Fifteenth Sunday Ordinary Time
Hearing and Listening
Many times I have told people how my mother used to hold our ears as she poses the question: “Are your ears for decoration or for hearing?” My sister and I always replied that they are given to us for hearing. Then comes the question that needs no answer: “Then, why are you not doing what I ask you to do?” Each time she asks this question, there is silence from my sister and I. The reason for the silence is because we really have no reason to offer. We hear what she says, but for some reason, we do not listen because if we listened well, it would translate into action, so that the whole process of hearing would be complete. I have reflected on this interaction with my mother many times, and many times, too, I have reminded myself that my ears are not simply for hearing but also for listening, so that I can penetrate through the words to the meaning being communicated, and find the courage to act upon them.
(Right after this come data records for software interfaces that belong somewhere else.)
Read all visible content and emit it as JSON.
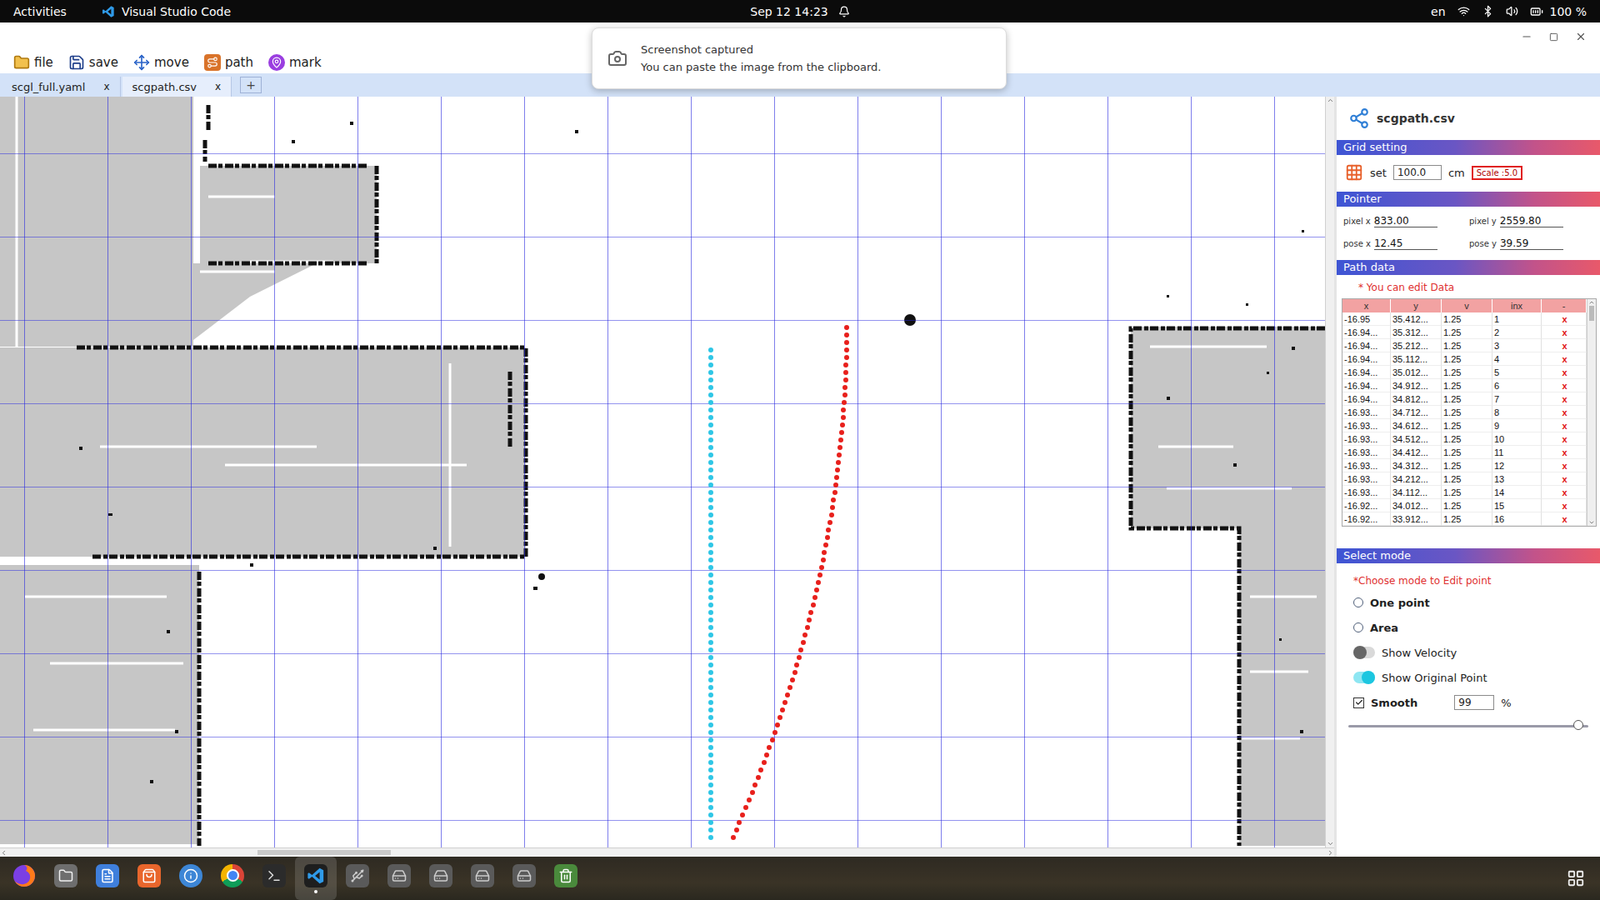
{
  "top_bar": {
    "activities": "Activities",
    "app": "Visual Studio Code",
    "clock": "Sep 12  14:23",
    "language": "en",
    "battery": "100 %"
  },
  "notification": {
    "title": "Screenshot captured",
    "body": "You can paste the image from the clipboard."
  },
  "toolbar": [
    {
      "label": "file"
    },
    {
      "label": "save"
    },
    {
      "label": "move"
    },
    {
      "label": "path"
    },
    {
      "label": "mark"
    }
  ],
  "tabs": [
    {
      "label": "scgl_full.yaml",
      "close": "x",
      "selected": false
    },
    {
      "label": "scgpath.csv",
      "close": "x",
      "selected": true
    }
  ],
  "new_tab": "+",
  "map": {
    "series": [
      {
        "color": "#2ec6e6",
        "x": [
          8.53,
          8.53,
          8.53,
          8.53,
          8.53,
          8.53,
          8.53,
          8.53,
          8.53,
          8.53,
          8.53,
          8.53,
          8.53,
          8.53,
          8.53,
          8.53,
          8.53,
          8.53,
          8.53,
          8.53,
          8.53,
          8.53,
          8.53,
          8.53,
          8.53,
          8.53,
          8.53,
          8.53,
          8.53,
          8.53,
          8.53,
          8.53,
          8.53,
          8.53,
          8.53,
          8.53,
          8.53,
          8.53,
          8.53,
          8.53,
          8.53,
          8.53,
          8.53,
          8.53,
          8.53,
          8.53,
          8.53,
          8.53,
          8.53,
          8.53,
          8.53,
          8.53,
          8.53,
          8.53,
          8.53,
          8.53,
          8.53,
          8.53,
          8.53,
          8.53,
          8.53,
          8.53,
          8.53,
          8.53,
          8.53,
          8.53
        ],
        "y": [
          3.04,
          3.13,
          3.22,
          3.31,
          3.4,
          3.49,
          3.58,
          3.67,
          3.76,
          3.85,
          3.94,
          4.03,
          4.12,
          4.21,
          4.3,
          4.39,
          4.48,
          4.57,
          4.66,
          4.75,
          4.84,
          4.93,
          5.02,
          5.11,
          5.2,
          5.29,
          5.38,
          5.47,
          5.56,
          5.65,
          5.74,
          5.83,
          5.92,
          6.01,
          6.1,
          6.19,
          6.28,
          6.37,
          6.46,
          6.55,
          6.64,
          6.73,
          6.82,
          6.91,
          7.0,
          7.09,
          7.18,
          7.27,
          7.36,
          7.45,
          7.54,
          7.63,
          7.72,
          7.81,
          7.9,
          7.99,
          8.08,
          8.17,
          8.26,
          8.35,
          8.44,
          8.53,
          8.62,
          8.71,
          8.8,
          8.89
        ]
      },
      {
        "color": "#e8201c",
        "x": [
          10.16,
          10.16,
          10.16,
          10.16,
          10.16,
          10.15,
          10.15,
          10.15,
          10.14,
          10.14,
          10.13,
          10.12,
          10.12,
          10.11,
          10.1,
          10.09,
          10.08,
          10.07,
          10.06,
          10.05,
          10.04,
          10.03,
          10.02,
          10.0,
          9.99,
          9.98,
          9.96,
          9.94,
          9.93,
          9.91,
          9.89,
          9.88,
          9.86,
          9.84,
          9.82,
          9.8,
          9.78,
          9.76,
          9.73,
          9.71,
          9.69,
          9.66,
          9.64,
          9.61,
          9.59,
          9.56,
          9.54,
          9.51,
          9.48,
          9.45,
          9.42,
          9.39,
          9.36,
          9.33,
          9.3,
          9.27,
          9.23,
          9.2,
          9.17,
          9.13,
          9.1,
          9.06,
          9.03,
          8.99,
          8.95,
          8.91,
          8.87,
          8.84,
          8.8
        ],
        "y": [
          2.77,
          2.86,
          2.95,
          3.04,
          3.13,
          3.22,
          3.31,
          3.4,
          3.49,
          3.58,
          3.67,
          3.76,
          3.85,
          3.94,
          4.03,
          4.12,
          4.21,
          4.3,
          4.39,
          4.48,
          4.57,
          4.66,
          4.75,
          4.84,
          4.93,
          5.02,
          5.11,
          5.2,
          5.29,
          5.38,
          5.47,
          5.56,
          5.65,
          5.74,
          5.83,
          5.92,
          6.01,
          6.1,
          6.19,
          6.28,
          6.37,
          6.46,
          6.55,
          6.64,
          6.73,
          6.82,
          6.91,
          7.0,
          7.09,
          7.18,
          7.27,
          7.36,
          7.45,
          7.54,
          7.63,
          7.72,
          7.81,
          7.9,
          7.99,
          8.08,
          8.17,
          8.26,
          8.35,
          8.44,
          8.53,
          8.62,
          8.71,
          8.8,
          8.89
        ]
      }
    ]
  },
  "panel": {
    "title": "scgpath.csv",
    "grid": {
      "heading": "Grid setting",
      "set_label": "set",
      "value": "100.0",
      "unit": "cm",
      "scale": "Scale :5.0"
    },
    "pointer": {
      "heading": "Pointer",
      "fields": [
        {
          "label": "pixel x",
          "value": "833.00"
        },
        {
          "label": "pixel y",
          "value": "2559.80"
        },
        {
          "label": "pose x",
          "value": "12.45"
        },
        {
          "label": "pose y",
          "value": "39.59"
        }
      ]
    },
    "path_data": {
      "heading": "Path data",
      "note": "* You can edit Data",
      "columns": [
        "x",
        "y",
        "v",
        "inx",
        "-"
      ],
      "rows": [
        {
          "x": "-16.95",
          "y": "35.412...",
          "v": "1.25",
          "inx": "1",
          "delete": "x"
        },
        {
          "x": "-16.94...",
          "y": "35.312...",
          "v": "1.25",
          "inx": "2",
          "delete": "x"
        },
        {
          "x": "-16.94...",
          "y": "35.212...",
          "v": "1.25",
          "inx": "3",
          "delete": "x"
        },
        {
          "x": "-16.94...",
          "y": "35.112...",
          "v": "1.25",
          "inx": "4",
          "delete": "x"
        },
        {
          "x": "-16.94...",
          "y": "35.012...",
          "v": "1.25",
          "inx": "5",
          "delete": "x"
        },
        {
          "x": "-16.94...",
          "y": "34.912...",
          "v": "1.25",
          "inx": "6",
          "delete": "x"
        },
        {
          "x": "-16.94...",
          "y": "34.812...",
          "v": "1.25",
          "inx": "7",
          "delete": "x"
        },
        {
          "x": "-16.93...",
          "y": "34.712...",
          "v": "1.25",
          "inx": "8",
          "delete": "x"
        },
        {
          "x": "-16.93...",
          "y": "34.612...",
          "v": "1.25",
          "inx": "9",
          "delete": "x"
        },
        {
          "x": "-16.93...",
          "y": "34.512...",
          "v": "1.25",
          "inx": "10",
          "delete": "x"
        },
        {
          "x": "-16.93...",
          "y": "34.412...",
          "v": "1.25",
          "inx": "11",
          "delete": "x"
        },
        {
          "x": "-16.93...",
          "y": "34.312...",
          "v": "1.25",
          "inx": "12",
          "delete": "x"
        },
        {
          "x": "-16.93...",
          "y": "34.212...",
          "v": "1.25",
          "inx": "13",
          "delete": "x"
        },
        {
          "x": "-16.93...",
          "y": "34.112...",
          "v": "1.25",
          "inx": "14",
          "delete": "x"
        },
        {
          "x": "-16.92...",
          "y": "34.012...",
          "v": "1.25",
          "inx": "15",
          "delete": "x"
        },
        {
          "x": "-16.92...",
          "y": "33.912...",
          "v": "1.25",
          "inx": "16",
          "delete": "x"
        }
      ]
    },
    "select_mode": {
      "heading": "Select mode",
      "note": "*Choose mode to Edit point",
      "options": [
        {
          "kind": "radio",
          "label": "One point",
          "selected": false
        },
        {
          "kind": "radio",
          "label": "Area",
          "selected": false
        },
        {
          "kind": "toggle",
          "label": "Show Velocity",
          "on": false
        },
        {
          "kind": "toggle",
          "label": "Show Original Point",
          "on": true
        },
        {
          "kind": "checkbox",
          "label": "Smooth",
          "checked": true,
          "value": "99",
          "unit": "%"
        }
      ],
      "slider": {
        "level": 0.96
      }
    }
  },
  "dock": [
    {
      "running": false,
      "selected": false
    },
    {
      "running": false,
      "selected": false
    },
    {
      "running": false,
      "selected": false
    },
    {
      "running": false,
      "selected": false
    },
    {
      "running": false,
      "selected": false
    },
    {
      "running": false,
      "selected": false
    },
    {
      "running": false,
      "selected": false
    },
    {
      "running": true,
      "selected": true
    },
    {
      "running": false,
      "selected": false
    },
    {
      "running": false,
      "selected": false
    },
    {
      "running": false,
      "selected": false
    },
    {
      "running": false,
      "selected": false
    },
    {
      "running": false,
      "selected": false
    },
    {
      "running": false,
      "selected": false
    }
  ]
}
I am sure many parents feel the same frustration that my mother felt in raising us. Many times children do not hear and when they hear they do not always listen. But it is not only parents; teachers and other persons in positions of leadership feel the frustration sometimes. God feels the same frustration. In His dealings with the people of Israel, God, through the prophets, recalled to the people the miracles performed on their behalf in the past years. At a point, Moses became so frustrated that he gave out to the people: “Be in fact sure, then, that it is not for any goodness of yours that God gives you this rich land to possess, for you are a headstrong people” (Deut. 9:6). Moses is reminding them how difficult they are; that is, how they hear but never listen to what the Lord is saying to them. But the Lord overlooks their stubbornness and still loves them. Speaking to the Israelites in Exile, the prophet Isaiah emphatically called out to them: “Listen to me, you who are stubborn and far from righteousness” (Is. 46:12), because it is their inability to listen that led them to exile!
We hear in order to listen. Listening involves paying attention not just to the words but also to the meaning of the words as well as the nonverbal aspects of speaking. When someone listens, it means she wants to grasp, to understand what is being said or communicated. God speaks in various ways to each of us. Listening therefore entails attentiveness to the many nuances of divine communication to us. Some come very clearly through the Word of God in the scriptures and in the teachings of the Church; others come through the proclamation of the Word; others come through the many events and persons it pleases the Almighty to let us encounter. When we listen and act on what we understood from listening, our hearing and listening bear fruit through our action.
This is the whole sense of the parable of the sower; it is not complicated. Jesus is the most simple and realistic teacher that has ever walked this earth. The Word of God, which comes to us every day and in many ways, bears fruit or dies according to our inner dispositions. All He is asking is for us to listen more; be more attentive and realize that He speaks to us all the time. May we ask for the grace not only to hear but, more so, to listen to God’s Word spoken to us every day of our lives. Amen